What the task requires:
Of all the lines in these entries, count those that contain "this" and give only the total.
Given data START
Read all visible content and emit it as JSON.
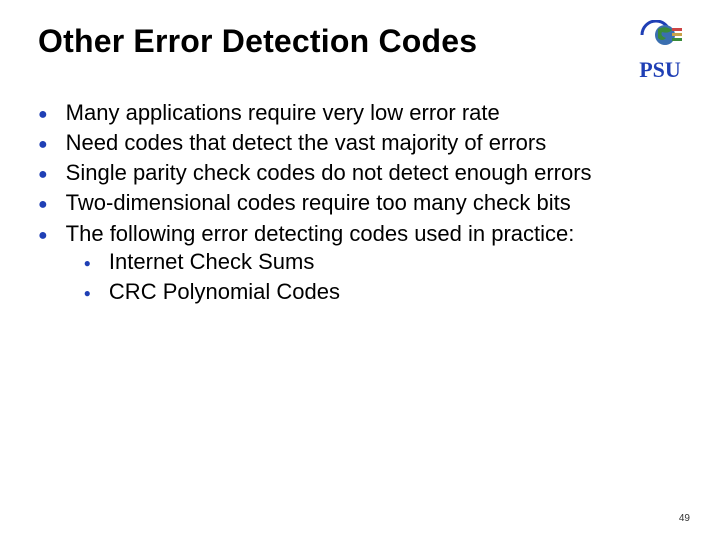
{
  "title": "Other Error Detection Codes",
  "logo": {
    "text": "PSU"
  },
  "bullets": {
    "b0": "Many applications require very low error rate",
    "b1": "Need codes that detect the vast majority of errors",
    "b2": "Single parity check codes do not detect enough errors",
    "b3": "Two-dimensional codes require too many check bits",
    "b4": "The following error detecting codes used in practice:",
    "s0": "Internet Check Sums",
    "s1": "CRC Polynomial Codes"
  },
  "page_number": "49"
}
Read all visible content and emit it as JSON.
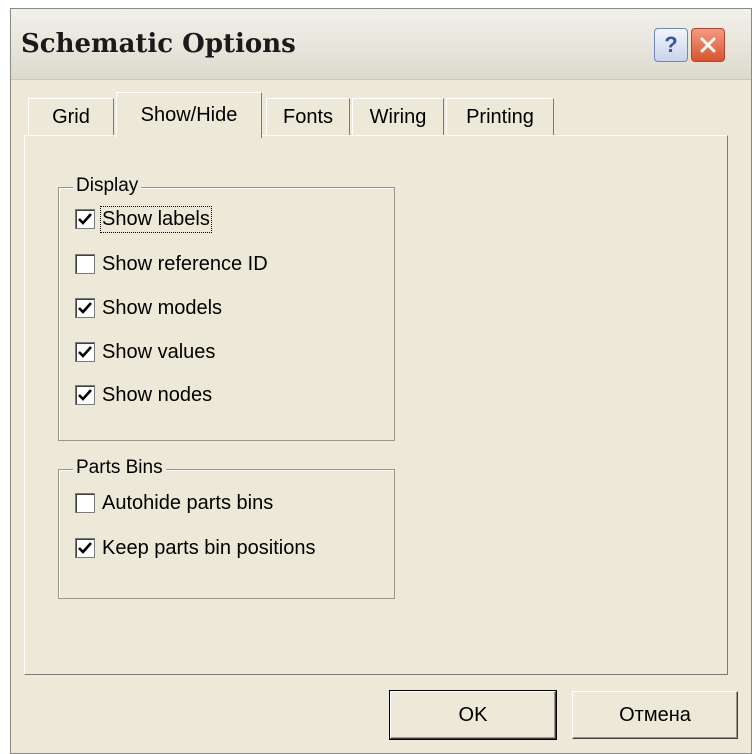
{
  "window": {
    "title": "Schematic Options",
    "help_label": "?"
  },
  "tabs": [
    {
      "label": "Grid"
    },
    {
      "label": "Show/Hide",
      "active": true
    },
    {
      "label": "Fonts"
    },
    {
      "label": "Wiring"
    },
    {
      "label": "Printing"
    }
  ],
  "display_group": {
    "legend": "Display",
    "items": [
      {
        "label": "Show labels",
        "checked": true
      },
      {
        "label": "Show reference ID",
        "checked": false
      },
      {
        "label": "Show models",
        "checked": true
      },
      {
        "label": "Show values",
        "checked": true
      },
      {
        "label": "Show nodes",
        "checked": true
      }
    ]
  },
  "parts_group": {
    "legend": "Parts Bins",
    "items": [
      {
        "label": "Autohide parts bins",
        "checked": false
      },
      {
        "label": "Keep parts bin positions",
        "checked": true
      }
    ]
  },
  "buttons": {
    "ok": "OK",
    "cancel": "Отмена"
  }
}
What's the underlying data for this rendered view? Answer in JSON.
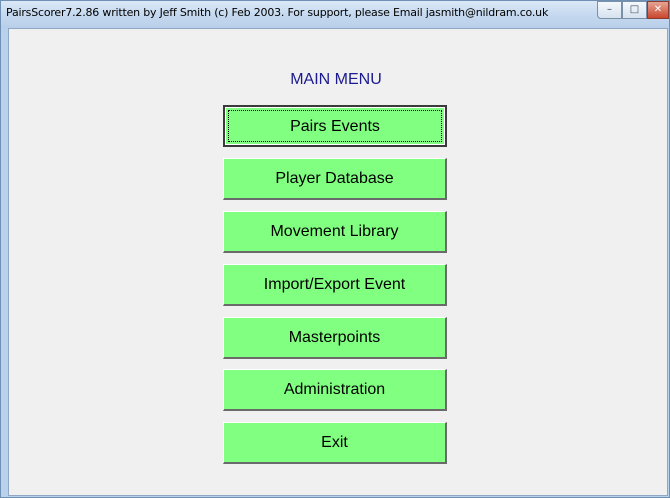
{
  "window": {
    "title": "PairsScorer7.2.86 written by Jeff Smith (c) Feb 2003.  For support, please Email jasmith@nildram.co.uk",
    "minimize_glyph": "–",
    "maximize_glyph": "□",
    "close_glyph": "✕"
  },
  "main_menu": {
    "heading": "MAIN MENU",
    "focused_item": "Pairs Events",
    "items": [
      {
        "label": "Pairs Events"
      },
      {
        "label": "Player Database"
      },
      {
        "label": "Movement Library"
      },
      {
        "label": "Import/Export Event"
      },
      {
        "label": "Masterpoints"
      },
      {
        "label": "Administration"
      },
      {
        "label": "Exit"
      }
    ]
  },
  "colors": {
    "button_face": "#80ff80",
    "heading_text": "#1b1b8f",
    "window_frame": "#b9d1ea"
  }
}
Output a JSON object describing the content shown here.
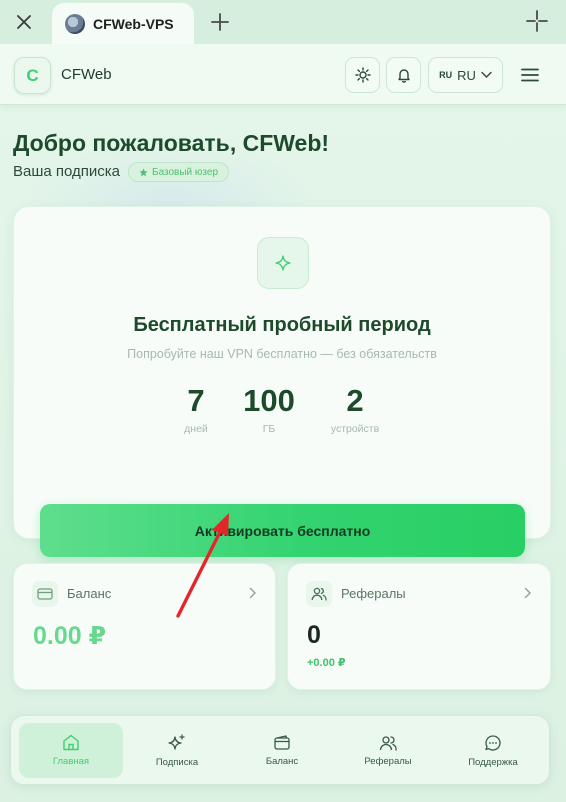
{
  "browser": {
    "tab_title": "CFWeb-VPS"
  },
  "header": {
    "logo_letter": "C",
    "app_name": "CFWeb",
    "lang_small": "RU",
    "lang_code": "RU"
  },
  "welcome": {
    "title": "Добро пожаловать, CFWeb!",
    "subscription_label": "Ваша подписка",
    "badge": "Базовый юзер"
  },
  "trial": {
    "title": "Бесплатный пробный период",
    "subtitle": "Попробуйте наш VPN бесплатно — без обязательств",
    "stats": [
      {
        "value": "7",
        "unit": "дней"
      },
      {
        "value": "100",
        "unit": "ГБ"
      },
      {
        "value": "2",
        "unit": "устройств"
      }
    ],
    "button_label": "Активировать бесплатно"
  },
  "balance_card": {
    "title": "Баланс",
    "value": "0.00 ₽"
  },
  "referral_card": {
    "title": "Рефералы",
    "value": "0",
    "earned": "+0.00 ₽"
  },
  "nav": {
    "items": [
      {
        "label": "Главная",
        "icon": "home-icon",
        "active": true
      },
      {
        "label": "Подписка",
        "icon": "sparkles-icon",
        "active": false
      },
      {
        "label": "Баланс",
        "icon": "wallet-icon",
        "active": false
      },
      {
        "label": "Рефералы",
        "icon": "users-icon",
        "active": false
      },
      {
        "label": "Поддержка",
        "icon": "chat-icon",
        "active": false
      }
    ]
  },
  "colors": {
    "accent": "#3fcf6f",
    "button_start": "#5ede8d",
    "button_end": "#28cf64",
    "annotation_arrow": "#e3262a"
  }
}
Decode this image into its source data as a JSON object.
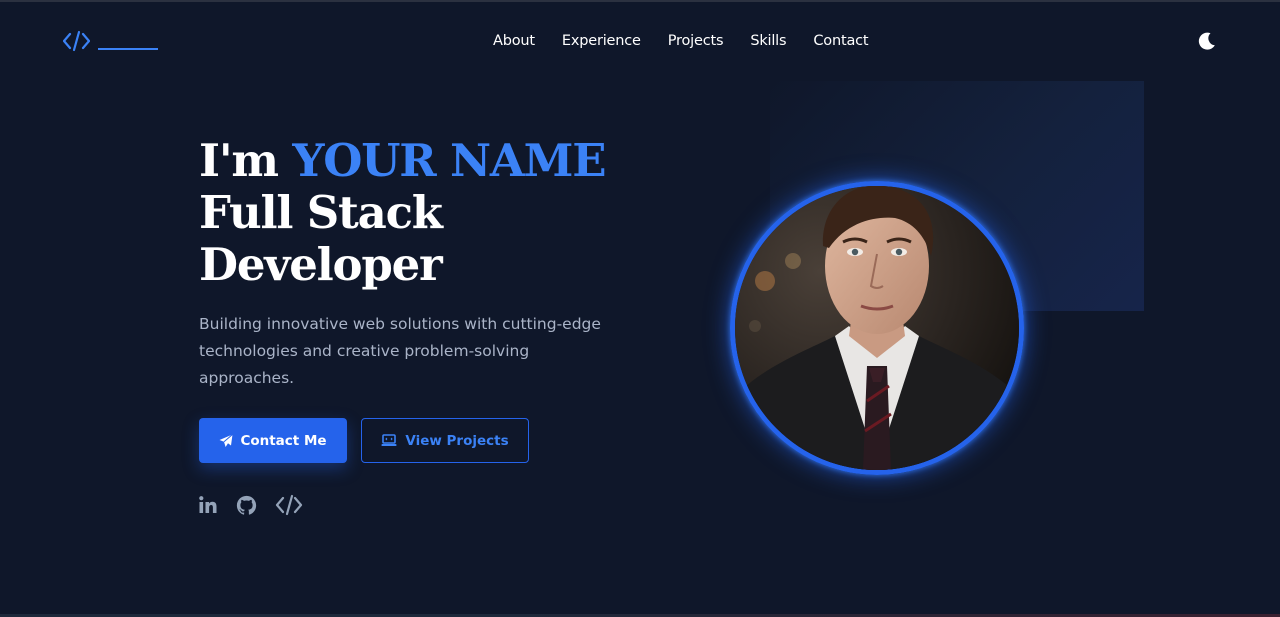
{
  "nav": {
    "items": [
      {
        "label": "About"
      },
      {
        "label": "Experience"
      },
      {
        "label": "Projects"
      },
      {
        "label": "Skills"
      },
      {
        "label": "Contact"
      }
    ]
  },
  "header": {
    "logo_icon": "code-icon",
    "theme_icon": "moon-icon"
  },
  "hero": {
    "greeting": "I'm ",
    "name": "YOUR NAME",
    "role_line1": "Full Stack",
    "role_line2": "Developer",
    "description": "Building innovative web solutions with cutting-edge technologies and creative problem-solving approaches.",
    "primary_button": "Contact Me",
    "primary_icon": "paper-plane-icon",
    "secondary_button": "View Projects",
    "secondary_icon": "laptop-icon"
  },
  "socials": [
    {
      "icon": "linkedin-icon"
    },
    {
      "icon": "github-icon"
    },
    {
      "icon": "code-icon"
    }
  ],
  "colors": {
    "background": "#0f172a",
    "accent": "#3b82f6",
    "button": "#2563eb",
    "muted_text": "#aab4c8"
  }
}
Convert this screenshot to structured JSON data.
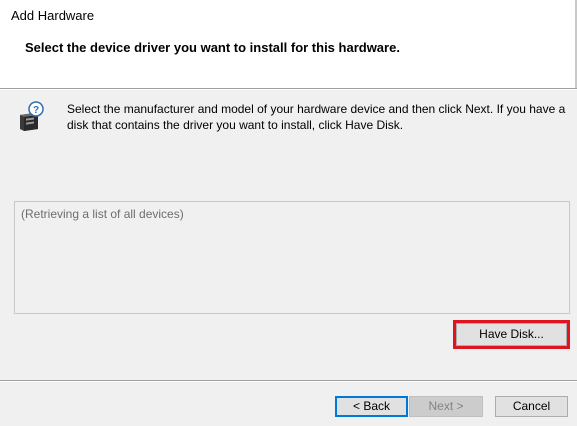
{
  "window": {
    "title": "Add Hardware"
  },
  "header": {
    "subtitle": "Select the device driver you want to install for this hardware."
  },
  "main": {
    "icon": "hardware-device-with-question-icon",
    "instructions": "Select the manufacturer and model of your hardware device and then click Next. If you have a disk that contains the driver you want to install, click Have Disk.",
    "device_list": {
      "placeholder": "(Retrieving a list of all devices)"
    },
    "have_disk_label": "Have Disk..."
  },
  "footer": {
    "back_label": "< Back",
    "next_label": "Next >",
    "cancel_label": "Cancel"
  },
  "colors": {
    "highlight": "#e0141e",
    "focus": "#0078d7",
    "background": "#f0f0f0"
  }
}
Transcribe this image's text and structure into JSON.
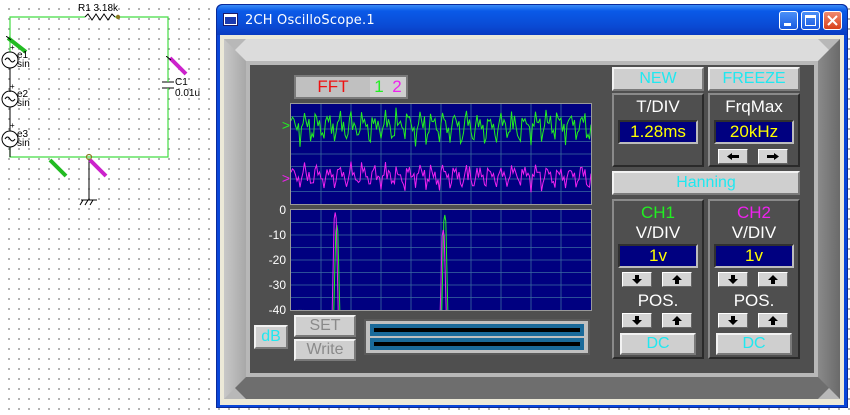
{
  "circuit": {
    "resistor_label": "R1 3.18k",
    "capacitor_name": "C1",
    "capacitor_value": "0.01u",
    "sources": [
      {
        "name": "e1",
        "type": "sin"
      },
      {
        "name": "e2",
        "type": "sin"
      },
      {
        "name": "e3",
        "type": "sin"
      }
    ],
    "colors": {
      "wire": "#44dd44",
      "probe_ch1": "#22bb22",
      "probe_ch2": "#cc22cc"
    }
  },
  "window": {
    "title": "2CH OscilloScope.1",
    "controls": {
      "minimize": "minimize-icon",
      "maximize": "maximize-icon",
      "close": "close-icon"
    }
  },
  "scope": {
    "mode_tab": {
      "label": "FFT",
      "ch1": "1",
      "ch2": "2"
    },
    "markers": {
      "ch1": ">",
      "ch2": ">"
    },
    "buttons": {
      "new": "NEW",
      "freeze": "FREEZE",
      "set": "SET",
      "write": "Write",
      "db": "dB"
    },
    "tdiv": {
      "label": "T/DIV",
      "value": "1.28ms"
    },
    "frqmax": {
      "label": "FrqMax",
      "value": "20kHz"
    },
    "window_func": "Hanning",
    "ch1": {
      "name": "CH1",
      "vdiv_label": "V/DIV",
      "vdiv": "1v",
      "pos_label": "POS.",
      "coupling": "DC"
    },
    "ch2": {
      "name": "CH2",
      "vdiv_label": "V/DIV",
      "vdiv": "1v",
      "pos_label": "POS.",
      "coupling": "DC"
    },
    "fft_axis": [
      "0",
      "-10",
      "-20",
      "-30",
      "-40"
    ],
    "colors": {
      "ch1": "#22ee22",
      "ch2": "#ee22ee",
      "screen_bg": "#000080",
      "grid": "#3a6aa0",
      "lcd_text": "#ffff00",
      "cyan_text": "#20e8f0"
    }
  },
  "chart_data": {
    "type": "line",
    "ylim": [
      -40,
      0
    ],
    "series": [
      {
        "name": "1",
        "peaks": [
          {
            "x": 0.03,
            "y": -40
          },
          {
            "x": 0.15,
            "y": -6
          },
          {
            "x": 0.51,
            "y": -2
          }
        ]
      },
      {
        "name": "2",
        "peaks": [
          {
            "x": 0.03,
            "y": -40
          },
          {
            "x": 0.15,
            "y": -1
          },
          {
            "x": 0.51,
            "y": -8
          }
        ]
      }
    ]
  }
}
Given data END
Written answer:
5